I just learned that the fence that separates Mexico from the U.S. doesn't actually run along the Mexico-U.S. border. According to a post on The Lookout, a news blog, the Rio Grande forms the natural boundary between the two countries, but because of a treaty with Mexico that prohibits building in the Rio Grande floodplain, the U.S. border fence stands more than a mile north of the official borderline and thousands of Americans live in that isolated strip of land. They live south of the U.S-Mexico border wall, but are still geographically inside the United States. For some of them, the fence divides their property. For all of them, the fence has drastically lowered the value of their homes.

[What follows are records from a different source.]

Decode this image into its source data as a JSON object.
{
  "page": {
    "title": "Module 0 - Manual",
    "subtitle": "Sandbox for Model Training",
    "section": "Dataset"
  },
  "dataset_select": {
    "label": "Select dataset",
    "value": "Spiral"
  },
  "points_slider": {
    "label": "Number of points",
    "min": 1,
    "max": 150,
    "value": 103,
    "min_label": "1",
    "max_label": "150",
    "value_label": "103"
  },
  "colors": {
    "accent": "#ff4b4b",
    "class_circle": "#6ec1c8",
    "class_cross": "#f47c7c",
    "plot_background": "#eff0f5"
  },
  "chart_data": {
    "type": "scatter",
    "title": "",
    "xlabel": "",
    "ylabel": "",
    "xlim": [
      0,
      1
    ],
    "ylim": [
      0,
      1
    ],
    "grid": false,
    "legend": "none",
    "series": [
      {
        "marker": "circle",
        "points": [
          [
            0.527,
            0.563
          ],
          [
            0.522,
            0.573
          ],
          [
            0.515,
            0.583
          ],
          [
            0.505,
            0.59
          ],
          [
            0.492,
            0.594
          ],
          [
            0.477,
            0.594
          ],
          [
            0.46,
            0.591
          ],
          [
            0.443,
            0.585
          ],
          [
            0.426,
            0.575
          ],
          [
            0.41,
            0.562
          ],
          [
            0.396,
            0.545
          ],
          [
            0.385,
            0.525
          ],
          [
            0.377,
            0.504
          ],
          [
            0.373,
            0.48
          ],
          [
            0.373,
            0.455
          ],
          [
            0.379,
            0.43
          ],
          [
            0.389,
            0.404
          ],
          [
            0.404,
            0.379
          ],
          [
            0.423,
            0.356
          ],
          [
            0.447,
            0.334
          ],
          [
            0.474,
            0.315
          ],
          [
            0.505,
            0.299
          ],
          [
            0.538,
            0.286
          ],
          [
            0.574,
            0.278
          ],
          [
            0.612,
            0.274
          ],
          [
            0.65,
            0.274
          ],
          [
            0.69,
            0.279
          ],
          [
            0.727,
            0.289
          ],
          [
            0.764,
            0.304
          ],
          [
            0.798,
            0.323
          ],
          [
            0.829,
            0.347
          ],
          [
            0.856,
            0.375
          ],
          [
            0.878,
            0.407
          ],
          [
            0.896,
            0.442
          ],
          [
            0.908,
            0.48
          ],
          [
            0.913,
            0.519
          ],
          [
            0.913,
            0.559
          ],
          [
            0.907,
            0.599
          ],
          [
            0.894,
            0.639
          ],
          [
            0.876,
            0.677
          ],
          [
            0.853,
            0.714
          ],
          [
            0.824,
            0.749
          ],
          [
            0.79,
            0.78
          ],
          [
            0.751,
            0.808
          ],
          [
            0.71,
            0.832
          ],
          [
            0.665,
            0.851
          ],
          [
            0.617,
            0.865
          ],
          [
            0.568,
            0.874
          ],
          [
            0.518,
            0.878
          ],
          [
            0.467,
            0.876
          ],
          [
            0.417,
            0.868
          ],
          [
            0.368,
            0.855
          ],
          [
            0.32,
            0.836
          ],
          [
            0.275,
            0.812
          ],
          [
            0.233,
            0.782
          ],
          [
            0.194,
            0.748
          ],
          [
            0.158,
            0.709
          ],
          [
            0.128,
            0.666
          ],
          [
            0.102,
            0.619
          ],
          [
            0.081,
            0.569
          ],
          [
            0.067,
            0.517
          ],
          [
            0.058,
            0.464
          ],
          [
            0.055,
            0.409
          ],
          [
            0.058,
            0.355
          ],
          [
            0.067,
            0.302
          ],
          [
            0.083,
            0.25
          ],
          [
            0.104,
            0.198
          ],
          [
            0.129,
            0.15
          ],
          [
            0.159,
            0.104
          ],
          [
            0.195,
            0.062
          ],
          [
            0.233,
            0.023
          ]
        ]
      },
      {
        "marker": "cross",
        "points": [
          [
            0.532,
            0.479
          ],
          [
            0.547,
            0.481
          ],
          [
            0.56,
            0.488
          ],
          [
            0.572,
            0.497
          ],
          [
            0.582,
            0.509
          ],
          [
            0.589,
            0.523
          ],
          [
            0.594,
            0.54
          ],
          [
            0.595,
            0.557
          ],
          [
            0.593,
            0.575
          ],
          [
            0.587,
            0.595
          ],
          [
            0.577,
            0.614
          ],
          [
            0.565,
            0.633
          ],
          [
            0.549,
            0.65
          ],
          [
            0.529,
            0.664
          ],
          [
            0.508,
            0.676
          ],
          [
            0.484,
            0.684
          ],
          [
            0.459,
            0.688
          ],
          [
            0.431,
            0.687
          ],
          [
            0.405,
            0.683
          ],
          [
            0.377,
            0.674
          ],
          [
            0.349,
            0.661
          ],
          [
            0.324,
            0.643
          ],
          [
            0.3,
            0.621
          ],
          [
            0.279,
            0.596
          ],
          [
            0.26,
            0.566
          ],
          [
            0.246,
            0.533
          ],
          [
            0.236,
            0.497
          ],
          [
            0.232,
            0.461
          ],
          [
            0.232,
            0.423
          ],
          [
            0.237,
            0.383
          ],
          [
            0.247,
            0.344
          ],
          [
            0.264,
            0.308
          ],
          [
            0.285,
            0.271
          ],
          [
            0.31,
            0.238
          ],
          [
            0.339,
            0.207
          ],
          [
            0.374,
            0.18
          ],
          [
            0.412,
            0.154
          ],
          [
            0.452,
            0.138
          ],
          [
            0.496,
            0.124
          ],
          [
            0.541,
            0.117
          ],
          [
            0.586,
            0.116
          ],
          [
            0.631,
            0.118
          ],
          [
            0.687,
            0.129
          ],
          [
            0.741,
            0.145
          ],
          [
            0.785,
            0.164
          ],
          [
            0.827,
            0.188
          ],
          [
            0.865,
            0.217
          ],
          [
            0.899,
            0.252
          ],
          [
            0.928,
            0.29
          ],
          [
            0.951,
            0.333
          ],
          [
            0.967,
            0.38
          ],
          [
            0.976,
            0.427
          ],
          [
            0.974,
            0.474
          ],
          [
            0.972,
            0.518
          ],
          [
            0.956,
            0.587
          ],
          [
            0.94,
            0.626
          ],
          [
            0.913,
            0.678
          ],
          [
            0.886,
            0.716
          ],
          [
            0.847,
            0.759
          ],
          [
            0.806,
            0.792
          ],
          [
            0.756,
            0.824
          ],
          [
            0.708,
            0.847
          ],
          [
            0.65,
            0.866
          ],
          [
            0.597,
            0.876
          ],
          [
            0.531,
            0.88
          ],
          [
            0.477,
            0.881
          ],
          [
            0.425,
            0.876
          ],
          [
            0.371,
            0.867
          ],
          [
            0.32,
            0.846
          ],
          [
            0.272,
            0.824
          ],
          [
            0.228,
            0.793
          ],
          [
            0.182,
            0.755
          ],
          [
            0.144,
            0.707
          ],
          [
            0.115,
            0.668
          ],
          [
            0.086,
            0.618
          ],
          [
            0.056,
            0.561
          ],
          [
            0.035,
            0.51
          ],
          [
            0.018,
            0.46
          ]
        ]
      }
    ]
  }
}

The border wall as it stands now has gaps of several feet placed almost randomly along it. Some landowners use those gaps to get to their property. Now the government is considering sealing those gaps, which will require a solution that will allow property owners to still be able to access their land. This will be the residents' fourth Christmas with the fence. Increíble.